Yellowstone Financial, Inc.

Public and Nonprofit Employees Can Supercharge Their Savings

Most people don’t join the public or nonprofit sectors because it’s lucrative.  They are there to improve the world around them.  One less known benefit is that they usually can save much more of their income on a tax-advantaged basis than those in private industry.  If through a combination of higher earnings and frugality you can live on far less than you earn, check out these retirement plans.

Tax Sheltered Annuities, also known as 403(b) plans, should not be confused with those sold by insurance agents.  Instead they are similar to 401(k) plans.  They allow you to save up to $19,000 of your income per year for 2019, with an additional $6,000 allotted for those employees aged 50 and over.  Like 401(k)s, they can permit both pre-tax as well as tax-free Roth contributions.

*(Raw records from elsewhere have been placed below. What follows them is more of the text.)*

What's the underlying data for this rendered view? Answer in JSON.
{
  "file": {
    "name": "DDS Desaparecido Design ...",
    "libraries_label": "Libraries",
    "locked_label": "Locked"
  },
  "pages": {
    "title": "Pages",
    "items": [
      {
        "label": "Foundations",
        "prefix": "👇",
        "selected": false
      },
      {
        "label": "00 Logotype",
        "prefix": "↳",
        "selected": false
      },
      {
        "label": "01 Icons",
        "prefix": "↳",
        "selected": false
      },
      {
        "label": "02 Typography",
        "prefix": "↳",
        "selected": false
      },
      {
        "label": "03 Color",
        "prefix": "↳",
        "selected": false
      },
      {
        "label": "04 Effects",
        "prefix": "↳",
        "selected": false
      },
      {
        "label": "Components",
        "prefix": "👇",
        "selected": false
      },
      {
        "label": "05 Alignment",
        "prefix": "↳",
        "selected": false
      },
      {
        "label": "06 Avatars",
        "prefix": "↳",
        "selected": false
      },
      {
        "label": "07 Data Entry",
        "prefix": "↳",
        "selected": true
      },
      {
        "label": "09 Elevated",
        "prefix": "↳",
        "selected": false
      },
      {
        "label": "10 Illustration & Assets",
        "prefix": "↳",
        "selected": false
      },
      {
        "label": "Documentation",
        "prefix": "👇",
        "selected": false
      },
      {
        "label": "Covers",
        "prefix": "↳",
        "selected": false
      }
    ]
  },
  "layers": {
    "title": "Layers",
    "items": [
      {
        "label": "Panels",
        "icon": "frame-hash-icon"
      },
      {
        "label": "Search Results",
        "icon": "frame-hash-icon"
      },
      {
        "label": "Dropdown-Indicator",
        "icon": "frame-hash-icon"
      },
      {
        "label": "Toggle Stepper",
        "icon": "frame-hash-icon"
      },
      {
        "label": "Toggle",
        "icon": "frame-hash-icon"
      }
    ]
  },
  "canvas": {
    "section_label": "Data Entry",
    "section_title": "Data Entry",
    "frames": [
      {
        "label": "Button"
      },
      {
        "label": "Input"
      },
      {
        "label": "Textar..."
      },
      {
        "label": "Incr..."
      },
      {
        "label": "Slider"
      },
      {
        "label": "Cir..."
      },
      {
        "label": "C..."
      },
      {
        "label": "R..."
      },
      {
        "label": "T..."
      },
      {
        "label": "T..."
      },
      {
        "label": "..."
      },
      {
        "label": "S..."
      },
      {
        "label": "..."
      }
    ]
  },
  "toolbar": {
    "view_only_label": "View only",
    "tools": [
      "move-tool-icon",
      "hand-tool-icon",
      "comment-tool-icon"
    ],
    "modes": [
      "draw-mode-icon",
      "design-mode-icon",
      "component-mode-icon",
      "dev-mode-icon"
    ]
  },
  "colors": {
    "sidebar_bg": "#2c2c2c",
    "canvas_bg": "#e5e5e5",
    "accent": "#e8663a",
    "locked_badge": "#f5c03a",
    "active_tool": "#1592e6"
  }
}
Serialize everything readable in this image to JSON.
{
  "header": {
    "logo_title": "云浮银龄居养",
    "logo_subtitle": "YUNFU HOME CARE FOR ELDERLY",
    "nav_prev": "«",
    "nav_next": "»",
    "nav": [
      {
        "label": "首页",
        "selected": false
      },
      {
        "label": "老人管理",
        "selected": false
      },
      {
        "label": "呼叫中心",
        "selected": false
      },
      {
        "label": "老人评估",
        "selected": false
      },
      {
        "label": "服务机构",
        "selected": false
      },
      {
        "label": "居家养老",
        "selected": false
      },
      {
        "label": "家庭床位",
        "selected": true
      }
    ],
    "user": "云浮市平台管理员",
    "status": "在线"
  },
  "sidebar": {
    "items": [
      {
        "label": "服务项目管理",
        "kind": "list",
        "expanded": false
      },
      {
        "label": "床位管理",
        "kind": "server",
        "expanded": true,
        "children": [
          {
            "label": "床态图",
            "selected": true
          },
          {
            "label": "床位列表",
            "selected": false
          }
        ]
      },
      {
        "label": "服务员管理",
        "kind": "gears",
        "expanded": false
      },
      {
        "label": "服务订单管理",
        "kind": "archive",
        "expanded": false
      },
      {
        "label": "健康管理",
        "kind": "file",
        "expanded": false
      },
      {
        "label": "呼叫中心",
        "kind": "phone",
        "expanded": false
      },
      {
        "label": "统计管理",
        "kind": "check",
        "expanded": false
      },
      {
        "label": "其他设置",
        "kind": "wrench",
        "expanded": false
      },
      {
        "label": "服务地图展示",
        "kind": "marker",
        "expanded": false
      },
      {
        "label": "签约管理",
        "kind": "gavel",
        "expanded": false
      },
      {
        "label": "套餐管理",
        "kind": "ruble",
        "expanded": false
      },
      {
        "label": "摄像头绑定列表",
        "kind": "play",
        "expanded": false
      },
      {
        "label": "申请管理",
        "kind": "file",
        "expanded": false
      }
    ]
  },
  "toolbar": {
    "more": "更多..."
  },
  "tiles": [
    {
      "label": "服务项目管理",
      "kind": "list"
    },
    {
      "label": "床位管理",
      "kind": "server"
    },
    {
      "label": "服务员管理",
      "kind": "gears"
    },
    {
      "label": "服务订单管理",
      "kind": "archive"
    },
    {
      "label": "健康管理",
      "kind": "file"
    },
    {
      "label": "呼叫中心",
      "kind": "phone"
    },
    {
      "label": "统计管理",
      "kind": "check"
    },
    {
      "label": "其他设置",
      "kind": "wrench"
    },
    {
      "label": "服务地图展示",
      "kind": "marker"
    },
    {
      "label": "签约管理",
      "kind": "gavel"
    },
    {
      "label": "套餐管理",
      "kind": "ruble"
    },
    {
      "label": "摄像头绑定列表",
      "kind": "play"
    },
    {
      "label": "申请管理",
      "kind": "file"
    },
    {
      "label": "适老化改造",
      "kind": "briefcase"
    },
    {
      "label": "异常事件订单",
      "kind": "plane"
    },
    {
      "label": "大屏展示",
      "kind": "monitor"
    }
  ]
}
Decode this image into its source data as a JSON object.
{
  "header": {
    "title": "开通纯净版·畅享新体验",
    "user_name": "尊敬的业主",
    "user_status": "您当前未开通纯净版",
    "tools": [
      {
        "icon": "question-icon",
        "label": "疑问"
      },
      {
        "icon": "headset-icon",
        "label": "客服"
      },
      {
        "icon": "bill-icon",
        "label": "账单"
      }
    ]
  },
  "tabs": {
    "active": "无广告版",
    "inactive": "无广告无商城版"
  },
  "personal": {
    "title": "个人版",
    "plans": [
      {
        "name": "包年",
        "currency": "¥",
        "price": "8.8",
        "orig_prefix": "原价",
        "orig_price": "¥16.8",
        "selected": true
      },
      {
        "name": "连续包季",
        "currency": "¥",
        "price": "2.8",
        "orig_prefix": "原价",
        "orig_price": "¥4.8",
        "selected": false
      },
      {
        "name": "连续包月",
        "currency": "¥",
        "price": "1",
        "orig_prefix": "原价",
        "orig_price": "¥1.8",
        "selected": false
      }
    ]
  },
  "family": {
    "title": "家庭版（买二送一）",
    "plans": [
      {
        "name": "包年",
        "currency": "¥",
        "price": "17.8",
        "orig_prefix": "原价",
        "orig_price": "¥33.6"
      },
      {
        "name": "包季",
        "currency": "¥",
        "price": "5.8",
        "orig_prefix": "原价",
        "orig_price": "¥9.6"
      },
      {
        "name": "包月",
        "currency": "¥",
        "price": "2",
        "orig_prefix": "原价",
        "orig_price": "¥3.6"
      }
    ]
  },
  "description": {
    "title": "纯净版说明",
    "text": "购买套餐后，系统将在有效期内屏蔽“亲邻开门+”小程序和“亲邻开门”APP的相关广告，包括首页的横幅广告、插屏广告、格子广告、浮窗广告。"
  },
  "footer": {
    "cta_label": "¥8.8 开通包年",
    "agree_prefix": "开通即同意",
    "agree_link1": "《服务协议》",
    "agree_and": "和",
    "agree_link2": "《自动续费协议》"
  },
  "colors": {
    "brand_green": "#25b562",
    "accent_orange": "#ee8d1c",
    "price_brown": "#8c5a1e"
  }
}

These are the most common non-profit and public sector retirement plans.  Boulder Community Health, Boulder Valley School District, and the University of Colorado all offer 403(b) plans.  The latter two institutions also offer 401(k) plans, as do the City of Boulder and Boulder County.  Federal government employees have access to something similar in the form of the excellent Thrift Savings Plan.  You can’t max out employee contributions for both a 401(k) and a 403(b); you’re bound by the same $19,000 limit shared between those plans.  If your employer offers both a 401(k) and 403(b), look at the plan that offers the best investment choices at the lowest cost.

Defined Benefit Pension.  Rare in the non-profit world at this point, most local public sector jobs have a traditional defined benefit pension.  Typically defined benefit pensions will pay in retirement a percentage of your average annual earnings, with the amount increasing as you age and gain service credit.  Well known is PERA for employees of BVSD, certain employees at CU, the cities of Boulder and Longmont, and Boulder County.   Federal employees may be eligible for the Civil Service Retirement System (‘CSRS’) or the Federal Employees Retirement System (‘FERS’), which is less generous.

457 Plans.  Not well known, 457 plans give employees the chance to save money even after they have maxed out their 401(k) and 403(b) contributions.  Boulder County, Boulder and Longmont, CU, and BVSD all offer the PERA 457 plan.  Just like the 401(k) and 403(b) plans, you have the option for a traditional or  Roth contributions.  It has very similar limits to the tax-sheltered annuities mentioned above, namely $19,000 for those under 50 and $25,000 for those who are older.

The public sector plans enable retiring employees to take penalty-free distributions regardless of the employee’s age.  This can be a boon to early retirees, who deal with age limits when taking distributions from other retirement plans.

Non-profit 457 plans are not as compelling because the assets have a lower level of protection against the claims of the employer.  In the unlikely event that your employer goes belly up, your retirement assets could be at risk.  Also non-profit 457 plans may only cover highly compensated employees and have more restrictions on withdrawal than their public sector counterparts.  If you leave that employer before retirement, you may face restrictions on moving the funds to another plan.

Money purchase plans.  Often known as 401(a) plans, money purchase plans usually involve a mandatory contribution by the employer and the employee into a retirement plan.  Typical of this type of plan is the CU 401(a) plan for eligible faculty and university staff.  Every year CU puts 10 percent of eligible employees’ pay into the plan, while employees make a mandatory contribution of 5 percent of pay.  I’ve seen CU employees amass impressive retirement plan balances because they’ve been putting aside 15 percent of pay year after year.  Incredibly, participation in a 401(a) does not affect your eligibility for other retirement plans such as the 401(k) and 457 plans.

Pulling it all together.  Let’s consider the case of a CU employee Mary in their 40s earning $100,000 a year.  The 401(a) program puts aside 15 percent of pay for a total of $15,000.  Mary can also fund a 401(k) up to $19,000 a year, plus an additional $19,000 into a 457 plan.  With $100,000 salary, Mary could potentially put aside a total of $53,000 in tax-advantaged savings.   Public and non-profit sector jobs often don’t pay as much as corporate ones.  But those who can save a significant amount of pay have access to many option options to fund their financial independence.